Be as transparent as possible.
Make sure that all new residents receive a copy of the guidelines before moving in. It always helps to get ahead of common questions and prevent problems down the road.
Communicating Landscaping Company Responsibility vs. Resident Responsibility
In communicating with residents, it’s also important to communicate “who is responsible for what.” This is something that we come across quite often when working with HOAs and we’ve written an entire article on the topic.
However, it’s worth repeating a few of the key points, here.
We often find that many HOA residents are confused about their responsibilities. They might have planted some of their own flowers but then expect the commercial landscaping company to maintain them. But maybe the landscape contract only includes maintaining common areas.
In general, it always helps to communicate clearly and in as many ways as possible. Even if your HOA handbook covers all of these topics, we know that we can’t always expect residents to take the time to read all of the information they’re given.
That’s why we’re always happy to participate at HOA board meetings and be part of landscaping committees that might have been formed for your community. We also love communicating via your social media channels or your newsletter.

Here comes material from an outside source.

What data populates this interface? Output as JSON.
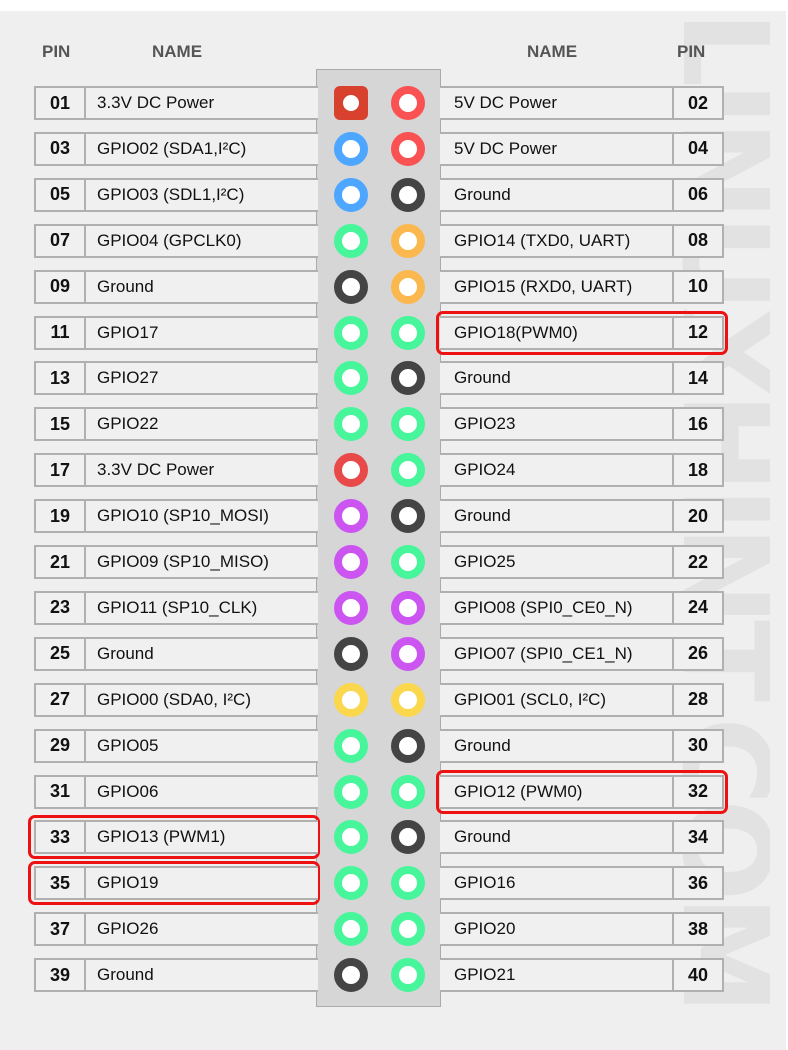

We want residents to be aware of what’s going on in the landscape of their community, including in areas they might be responsible for themselves.
Choose an HOA Landscaping Company to Be Your Partner
No matter what your specific HOA landscaping policies are, there’s a reason you have them in place. You want to make sure that residents understand that they play a role in protecting the value of their home and should make decisions that benefit the community as a whole. You’d also like a landscaping partner who understands those rules and can even enhance them with other ideas that make sense for the betterment of the entire association.
We find that things work best when the landscaping company and the HOA community are in regular communication with one another as well as the residents.
Everyone has to be on the same page. And transparency is key!
At Yellowstone Landscape, we take the relationships that we develop with HOAs very seriously and we’re there to support them in their efforts of creating a beautiful and enjoyable place to live.
By developing strong partnerships with the communities we serve, we’re also able to shoulder some of the burdens that property managers and board members often face from the community. By taking on roles on committees or participating in board meetings, we help to play a role in educating residents and ensuring that everyone is happy. That boils down to fewer hassles and headaches on your end and an overall more content community!
Are you ready to work with a commercial landscaping company that takes communication seriously? Request a consultation today. We’ll meet to learn more about your property and its challenges and come up with a comprehensive plan to take care of all of the details for you.